He who gathers money little by little makes it grow.
In today’s “instant gratification” society, impulse shopping has become a way of life. We see a new set of golf clubs, a dress, even a minivan, and without thinking we’re suddenly pulling out a credit card. But what kind of message does this behavior send to our children?
You can find the answer by watching a child open an endless stack of presents during a birthday party attended by friends. One after another, expensive gifts are tossed aside with little more than a glance and no thought to a “thank you.” We shouldn’t be surprised. Prizes that are won cheaply are of little value, regardless of the cost to the original purchaser.
On the other hand, the child who spends weeks doing extra chores in order to earn money for a highly sought reward learns several important lessons. He sees how honest work over a lengthy period of time causes his nest egg to grow (Proverbs 13:11). He begins to understand how goals can be accomplished through patience and persistence (Hebrews 12:1). And when the reward is in hand, he takes better care of it and appreciates it far more than if it had simply been handed to him (Psalm 128:2).
We suggest that you and your family adopt a policy of “temporary deprivation” when it comes to spending. It’s ultimately more satisfying…and much less expensive.
Before you say good night…
- Do you give your kids too much?
- Are you teaching your children to earn and appreciate their rewards?
- How often do you implement “temporary deprivation”?

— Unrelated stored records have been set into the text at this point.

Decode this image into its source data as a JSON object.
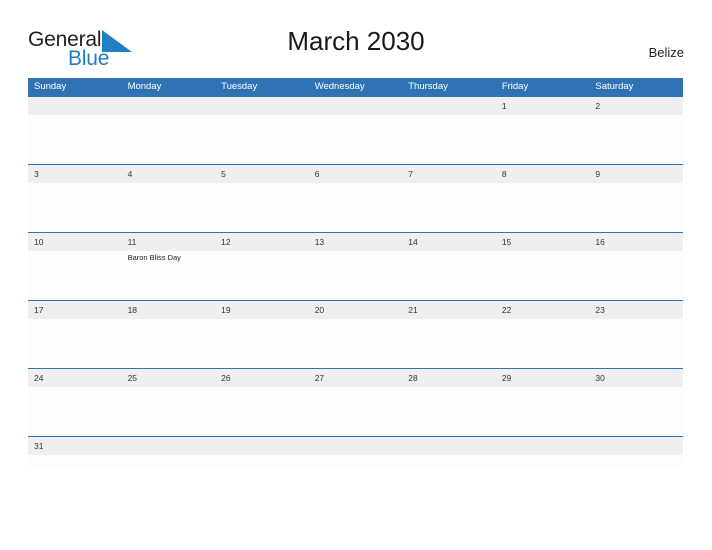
{
  "brand": {
    "word_one": "General",
    "word_two": "Blue",
    "sail_icon": "sail-triangle-icon",
    "accent_color": "#1f7fc4",
    "dark_color": "#231f20"
  },
  "header": {
    "title": "March 2030",
    "country": "Belize"
  },
  "colors": {
    "header_blue": "#2f73b4",
    "band_gray": "#efefef",
    "cell_white": "#fdfdfd"
  },
  "calendar": {
    "month": "March",
    "year": "2030",
    "day_headers": [
      "Sunday",
      "Monday",
      "Tuesday",
      "Wednesday",
      "Thursday",
      "Friday",
      "Saturday"
    ],
    "weeks": [
      {
        "days": [
          {
            "number": "",
            "event": ""
          },
          {
            "number": "",
            "event": ""
          },
          {
            "number": "",
            "event": ""
          },
          {
            "number": "",
            "event": ""
          },
          {
            "number": "",
            "event": ""
          },
          {
            "number": "1",
            "event": ""
          },
          {
            "number": "2",
            "event": ""
          }
        ]
      },
      {
        "days": [
          {
            "number": "3",
            "event": ""
          },
          {
            "number": "4",
            "event": ""
          },
          {
            "number": "5",
            "event": ""
          },
          {
            "number": "6",
            "event": ""
          },
          {
            "number": "7",
            "event": ""
          },
          {
            "number": "8",
            "event": ""
          },
          {
            "number": "9",
            "event": ""
          }
        ]
      },
      {
        "days": [
          {
            "number": "10",
            "event": ""
          },
          {
            "number": "11",
            "event": "Baron Bliss Day"
          },
          {
            "number": "12",
            "event": ""
          },
          {
            "number": "13",
            "event": ""
          },
          {
            "number": "14",
            "event": ""
          },
          {
            "number": "15",
            "event": ""
          },
          {
            "number": "16",
            "event": ""
          }
        ]
      },
      {
        "days": [
          {
            "number": "17",
            "event": ""
          },
          {
            "number": "18",
            "event": ""
          },
          {
            "number": "19",
            "event": ""
          },
          {
            "number": "20",
            "event": ""
          },
          {
            "number": "21",
            "event": ""
          },
          {
            "number": "22",
            "event": ""
          },
          {
            "number": "23",
            "event": ""
          }
        ]
      },
      {
        "days": [
          {
            "number": "24",
            "event": ""
          },
          {
            "number": "25",
            "event": ""
          },
          {
            "number": "26",
            "event": ""
          },
          {
            "number": "27",
            "event": ""
          },
          {
            "number": "28",
            "event": ""
          },
          {
            "number": "29",
            "event": ""
          },
          {
            "number": "30",
            "event": ""
          }
        ]
      },
      {
        "days": [
          {
            "number": "31",
            "event": ""
          },
          {
            "number": "",
            "event": ""
          },
          {
            "number": "",
            "event": ""
          },
          {
            "number": "",
            "event": ""
          },
          {
            "number": "",
            "event": ""
          },
          {
            "number": "",
            "event": ""
          },
          {
            "number": "",
            "event": ""
          }
        ]
      }
    ]
  }
}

Lord, help us to be wise in the way we give to our children and provide for their wants and needs. It’s so easy to just go along with the crowd and do what everyone else seems to be doing. Show us how You want us to live. Amen.
This devotional is taken from Night Light for Parents. Copyright © 2000 by James Dobson, Inc. All rights reserved. Used with permission.